Excerpted records:
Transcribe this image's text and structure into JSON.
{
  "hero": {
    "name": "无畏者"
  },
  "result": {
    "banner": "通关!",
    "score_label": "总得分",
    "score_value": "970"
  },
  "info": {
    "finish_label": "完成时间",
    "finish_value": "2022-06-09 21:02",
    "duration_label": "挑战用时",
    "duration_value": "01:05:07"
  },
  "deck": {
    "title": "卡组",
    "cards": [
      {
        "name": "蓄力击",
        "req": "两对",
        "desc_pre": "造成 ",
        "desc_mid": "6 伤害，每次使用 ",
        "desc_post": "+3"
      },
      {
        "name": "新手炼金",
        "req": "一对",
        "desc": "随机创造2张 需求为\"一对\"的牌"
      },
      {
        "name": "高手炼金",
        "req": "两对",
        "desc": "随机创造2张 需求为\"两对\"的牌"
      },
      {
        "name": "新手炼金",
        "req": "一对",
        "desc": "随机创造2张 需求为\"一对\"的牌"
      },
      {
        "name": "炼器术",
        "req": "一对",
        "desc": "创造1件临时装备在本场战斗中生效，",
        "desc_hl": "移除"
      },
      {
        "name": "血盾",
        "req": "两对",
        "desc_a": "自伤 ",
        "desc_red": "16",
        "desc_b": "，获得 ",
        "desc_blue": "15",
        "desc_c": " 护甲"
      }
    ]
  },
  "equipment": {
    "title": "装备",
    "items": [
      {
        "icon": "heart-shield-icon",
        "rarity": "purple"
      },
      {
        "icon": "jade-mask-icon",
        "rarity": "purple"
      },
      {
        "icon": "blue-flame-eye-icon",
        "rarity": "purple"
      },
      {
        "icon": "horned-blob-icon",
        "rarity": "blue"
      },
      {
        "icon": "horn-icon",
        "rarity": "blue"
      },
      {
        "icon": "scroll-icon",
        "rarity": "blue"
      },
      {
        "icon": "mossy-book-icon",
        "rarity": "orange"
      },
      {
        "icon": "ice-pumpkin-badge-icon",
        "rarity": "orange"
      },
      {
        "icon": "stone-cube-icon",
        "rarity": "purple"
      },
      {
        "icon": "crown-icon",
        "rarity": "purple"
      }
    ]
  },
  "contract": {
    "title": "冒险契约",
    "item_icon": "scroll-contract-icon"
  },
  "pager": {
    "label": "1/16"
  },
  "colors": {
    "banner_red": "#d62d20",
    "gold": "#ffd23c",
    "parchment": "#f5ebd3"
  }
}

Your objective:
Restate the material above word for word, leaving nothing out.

Answer for this exercise:
Transcribe this image's text and structure into JSON.
{
  "hero": {
    "name": "无畏者"
  },
  "result": {
    "banner": "通关!",
    "score_label": "总得分",
    "score_value": "970"
  },
  "info": {
    "finish_label": "完成时间",
    "finish_value": "2022-06-09 21:02",
    "duration_label": "挑战用时",
    "duration_value": "01:05:07"
  },
  "deck": {
    "title": "卡组",
    "cards": [
      {
        "name": "蓄力击",
        "req": "两对",
        "desc_pre": "造成 ",
        "desc_mid": "6 伤害，每次使用 ",
        "desc_post": "+3"
      },
      {
        "name": "新手炼金",
        "req": "一对",
        "desc": "随机创造2张 需求为\"一对\"的牌"
      },
      {
        "name": "高手炼金",
        "req": "两对",
        "desc": "随机创造2张 需求为\"两对\"的牌"
      },
      {
        "name": "新手炼金",
        "req": "一对",
        "desc": "随机创造2张 需求为\"一对\"的牌"
      },
      {
        "name": "炼器术",
        "req": "一对",
        "desc": "创造1件临时装备在本场战斗中生效，",
        "desc_hl": "移除"
      },
      {
        "name": "血盾",
        "req": "两对",
        "desc_a": "自伤 ",
        "desc_red": "16",
        "desc_b": "，获得 ",
        "desc_blue": "15",
        "desc_c": " 护甲"
      }
    ]
  },
  "equipment": {
    "title": "装备",
    "items": [
      {
        "icon": "heart-shield-icon",
        "rarity": "purple"
      },
      {
        "icon": "jade-mask-icon",
        "rarity": "purple"
      },
      {
        "icon": "blue-flame-eye-icon",
        "rarity": "purple"
      },
      {
        "icon": "horned-blob-icon",
        "rarity": "blue"
      },
      {
        "icon": "horn-icon",
        "rarity": "blue"
      },
      {
        "icon": "scroll-icon",
        "rarity": "blue"
      },
      {
        "icon": "mossy-book-icon",
        "rarity": "orange"
      },
      {
        "icon": "ice-pumpkin-badge-icon",
        "rarity": "orange"
      },
      {
        "icon": "stone-cube-icon",
        "rarity": "purple"
      },
      {
        "icon": "crown-icon",
        "rarity": "purple"
      }
    ]
  },
  "contract": {
    "title": "冒险契约",
    "item_icon": "scroll-contract-icon"
  },
  "pager": {
    "label": "1/16"
  },
  "colors": {
    "banner_red": "#d62d20",
    "gold": "#ffd23c",
    "parchment": "#f5ebd3"
  }
}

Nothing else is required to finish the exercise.